  • the west Foudland road (present day - unclassified), which leaves the Huntly road at Bridge of Ledikin and goes by Insch and Dunnydeer to rejoin the Huntly road at Sliach in Drumblade.
  • the Kintore to Alford road, which leaves the Huntly road at Torryburn, Kintore and runs to Kemnay (B994), then via Cluny and Monymusk to Tillyfourie (B993), there joining the main Alford road.  Also a branch from Kemnay to Port Elphinstone (Inverurie).
  • the Inverurie to Forgue road (B9001), which goes by Daviot, Wartle and Rothienorman to join the Huntly - Banff road at Forgue.
  • the Aberdeen to Banff road (A947), which leaves Aberdeen at Bucksburn, then via Dyce, NewMachar, Old Meldrum, Fyvie, Turriff and King Edward to Banff with a short branch to Macduff.
  • the Old Meldrum to Colpy road (B9000), via Wartle and Culsalmond to Colpy on the main Huntly road.
  • the Peterhead road, leaving Aberdeen via Bridge of Don (A92), then via Belhelvie, Ellon, Birness and Cruden (A952) to Peterhead, with a branch to Mintlaw (A950) and via Rathen to Fraserburgh (A92).
  • the Buchan road, from Peterhead to Banff, via Longside, Mintlaw and New Pitsligo (A950), to Macduff (A98) and Banff.
  • from Peterhead to Fraserburgh, via St Fergus, Crimond, Lonmay and Rathen (A952).
  • the Boyndlie road, from Fraserburgh via Tyrie and Aberdour (A98) joining the Buchan road two miles north of New Pitsligo.
  • Fraserburgh to Strichen road (A981) with a branch to New Pitsligo (B9093).
  • Newburgh to Old Meldrum, via Foveran, Udny and Pitmedden (B9000).
  • the Udny and Tarves road (B999) which leaves the Aberdeen - Ellon road at North Murcar and goes via Belhelvie, Whitecairns, Udny and Pitmedden to Tarves and Methlick.
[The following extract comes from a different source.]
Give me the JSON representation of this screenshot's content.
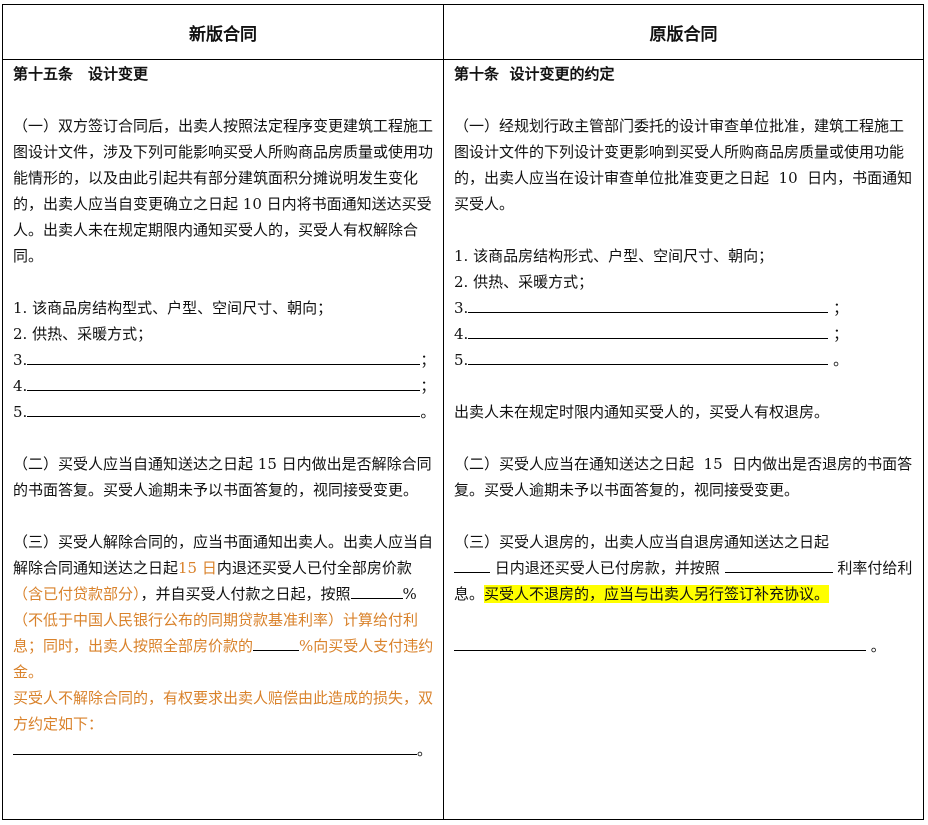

When the Aberdeen - Inverness road opened in 1820, a four horse stage coach served the route, taking 18 hours to complete the journey (104 miles).

As can be seen by the present day road numbering, virtually all these routes have survived as major roads.  However, their existence as toll roads was less successful.   Although by 1857 there were 450 miles of turnpikes and 84 toll gates, the revenue never repaid the original outlay and the ongoing maintenance.  The subsequent rapid expansion of the railway network altered the pattern of road usage, and by 1866 the roads were brought under public ownership and the toll gates dismantled.


There was only one canal in Aberdeenshire - the Aberdeen - Inverurie canal.   Opened in 1805, this canal was 18¼ miles long and operated for more than 40 years with barges carrying fertiliser and coal inland and returning with agricultural produce.  Passengers were carried in "Flyboats" drawn by two horses which managed to achieve a speed of eight miles per hour.  The canal was never a financial success and in 1845, it was bought by the Great North of Scotland Railway Company who closed it in 1854, filled it in and layed track along its route.  A very small part of the canal remains today and can be seen at Port Elphinstone, by Inverurie.


The railway from the south reached Aberdeen in 1850, and terminated at Ferry Street station. About the same time, the Great North of Scotland Railway Company (GNSR) started construction on a local network to serve Aberdeenshire, Banff and on to Inverness. The first local railway from Aberdeen (to Banchory) was opened in 1853 by the Aberdeen and Deeside Railways company.   The next 20 years saw rapid expansion of the local railway network.

By the 1870s the network was largely complete.  The main branches were:

  • Aberdeen via Deeside to Ballater
  • Aberdeen via the Don to Kintore and Inverurie, then via Huntly to Keith, Elgin, Forres, Nairn and Inverness.
  • Kintore to Kemnay
  • Inverurie to OldMeldrum
  • Inverurie to Turriff and Banff
  • Dyce to Ellon then via Maud and Strichen to Fraserburgh
  • Ellon to Cruden Bay and Boddam
  • Maud to Peterhead

The railway network existed largely unchanged until the 1960s when it was decimated.  The only lines remaining out of Aberdeen are the main line to the south and the single track line to Inverness.   Some parts of the old railway track beds are now public walking tracks.

Further details of the NE Scotland railway developments.